Component data from apps and pages:
◆ ◆ ◆
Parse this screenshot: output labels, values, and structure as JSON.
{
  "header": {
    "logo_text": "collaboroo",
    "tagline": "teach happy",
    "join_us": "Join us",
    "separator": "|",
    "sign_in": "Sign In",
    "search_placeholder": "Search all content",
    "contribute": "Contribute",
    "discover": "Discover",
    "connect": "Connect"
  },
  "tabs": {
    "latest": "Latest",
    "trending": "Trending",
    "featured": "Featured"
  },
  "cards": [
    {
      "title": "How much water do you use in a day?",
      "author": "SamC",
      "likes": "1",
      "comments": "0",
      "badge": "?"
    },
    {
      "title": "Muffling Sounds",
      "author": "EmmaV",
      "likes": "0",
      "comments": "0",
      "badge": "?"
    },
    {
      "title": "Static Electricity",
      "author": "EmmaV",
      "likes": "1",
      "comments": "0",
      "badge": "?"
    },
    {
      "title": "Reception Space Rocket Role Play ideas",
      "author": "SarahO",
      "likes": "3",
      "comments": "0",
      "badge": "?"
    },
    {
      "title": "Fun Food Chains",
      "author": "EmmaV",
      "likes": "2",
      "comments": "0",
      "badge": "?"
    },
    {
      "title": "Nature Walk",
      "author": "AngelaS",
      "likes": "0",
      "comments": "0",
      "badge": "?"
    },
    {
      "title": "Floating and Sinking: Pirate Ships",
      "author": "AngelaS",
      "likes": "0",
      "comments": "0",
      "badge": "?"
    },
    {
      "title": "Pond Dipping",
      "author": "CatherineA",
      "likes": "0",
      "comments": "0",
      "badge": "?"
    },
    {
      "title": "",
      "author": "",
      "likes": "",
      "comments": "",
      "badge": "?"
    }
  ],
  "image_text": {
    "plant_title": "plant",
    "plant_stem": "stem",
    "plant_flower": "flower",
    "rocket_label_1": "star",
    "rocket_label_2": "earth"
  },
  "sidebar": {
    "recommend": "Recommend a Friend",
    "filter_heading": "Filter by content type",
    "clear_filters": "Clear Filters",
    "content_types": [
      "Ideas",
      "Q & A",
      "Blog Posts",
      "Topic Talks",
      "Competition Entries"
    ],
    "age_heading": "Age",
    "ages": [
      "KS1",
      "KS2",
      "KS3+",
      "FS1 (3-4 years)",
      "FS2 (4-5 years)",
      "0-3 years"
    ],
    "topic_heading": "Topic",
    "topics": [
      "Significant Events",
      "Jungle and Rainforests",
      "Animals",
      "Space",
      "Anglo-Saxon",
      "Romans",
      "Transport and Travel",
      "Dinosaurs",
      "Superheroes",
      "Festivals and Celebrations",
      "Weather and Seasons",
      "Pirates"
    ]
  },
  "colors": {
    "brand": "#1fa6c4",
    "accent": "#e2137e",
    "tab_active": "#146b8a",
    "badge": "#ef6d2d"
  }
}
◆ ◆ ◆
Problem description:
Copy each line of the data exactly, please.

Result of this exercise:
Parse this screenshot: output labels, values, and structure as JSON.
{
  "header": {
    "logo_text": "collaboroo",
    "tagline": "teach happy",
    "join_us": "Join us",
    "separator": "|",
    "sign_in": "Sign In",
    "search_placeholder": "Search all content",
    "contribute": "Contribute",
    "discover": "Discover",
    "connect": "Connect"
  },
  "tabs": {
    "latest": "Latest",
    "trending": "Trending",
    "featured": "Featured"
  },
  "cards": [
    {
      "title": "How much water do you use in a day?",
      "author": "SamC",
      "likes": "1",
      "comments": "0",
      "badge": "?"
    },
    {
      "title": "Muffling Sounds",
      "author": "EmmaV",
      "likes": "0",
      "comments": "0",
      "badge": "?"
    },
    {
      "title": "Static Electricity",
      "author": "EmmaV",
      "likes": "1",
      "comments": "0",
      "badge": "?"
    },
    {
      "title": "Reception Space Rocket Role Play ideas",
      "author": "SarahO",
      "likes": "3",
      "comments": "0",
      "badge": "?"
    },
    {
      "title": "Fun Food Chains",
      "author": "EmmaV",
      "likes": "2",
      "comments": "0",
      "badge": "?"
    },
    {
      "title": "Nature Walk",
      "author": "AngelaS",
      "likes": "0",
      "comments": "0",
      "badge": "?"
    },
    {
      "title": "Floating and Sinking: Pirate Ships",
      "author": "AngelaS",
      "likes": "0",
      "comments": "0",
      "badge": "?"
    },
    {
      "title": "Pond Dipping",
      "author": "CatherineA",
      "likes": "0",
      "comments": "0",
      "badge": "?"
    },
    {
      "title": "",
      "author": "",
      "likes": "",
      "comments": "",
      "badge": "?"
    }
  ],
  "image_text": {
    "plant_title": "plant",
    "plant_stem": "stem",
    "plant_flower": "flower",
    "rocket_label_1": "star",
    "rocket_label_2": "earth"
  },
  "sidebar": {
    "recommend": "Recommend a Friend",
    "filter_heading": "Filter by content type",
    "clear_filters": "Clear Filters",
    "content_types": [
      "Ideas",
      "Q & A",
      "Blog Posts",
      "Topic Talks",
      "Competition Entries"
    ],
    "age_heading": "Age",
    "ages": [
      "KS1",
      "KS2",
      "KS3+",
      "FS1 (3-4 years)",
      "FS2 (4-5 years)",
      "0-3 years"
    ],
    "topic_heading": "Topic",
    "topics": [
      "Significant Events",
      "Jungle and Rainforests",
      "Animals",
      "Space",
      "Anglo-Saxon",
      "Romans",
      "Transport and Travel",
      "Dinosaurs",
      "Superheroes",
      "Festivals and Celebrations",
      "Weather and Seasons",
      "Pirates"
    ]
  },
  "colors": {
    "brand": "#1fa6c4",
    "accent": "#e2137e",
    "tab_active": "#146b8a",
    "badge": "#ef6d2d"
  }
}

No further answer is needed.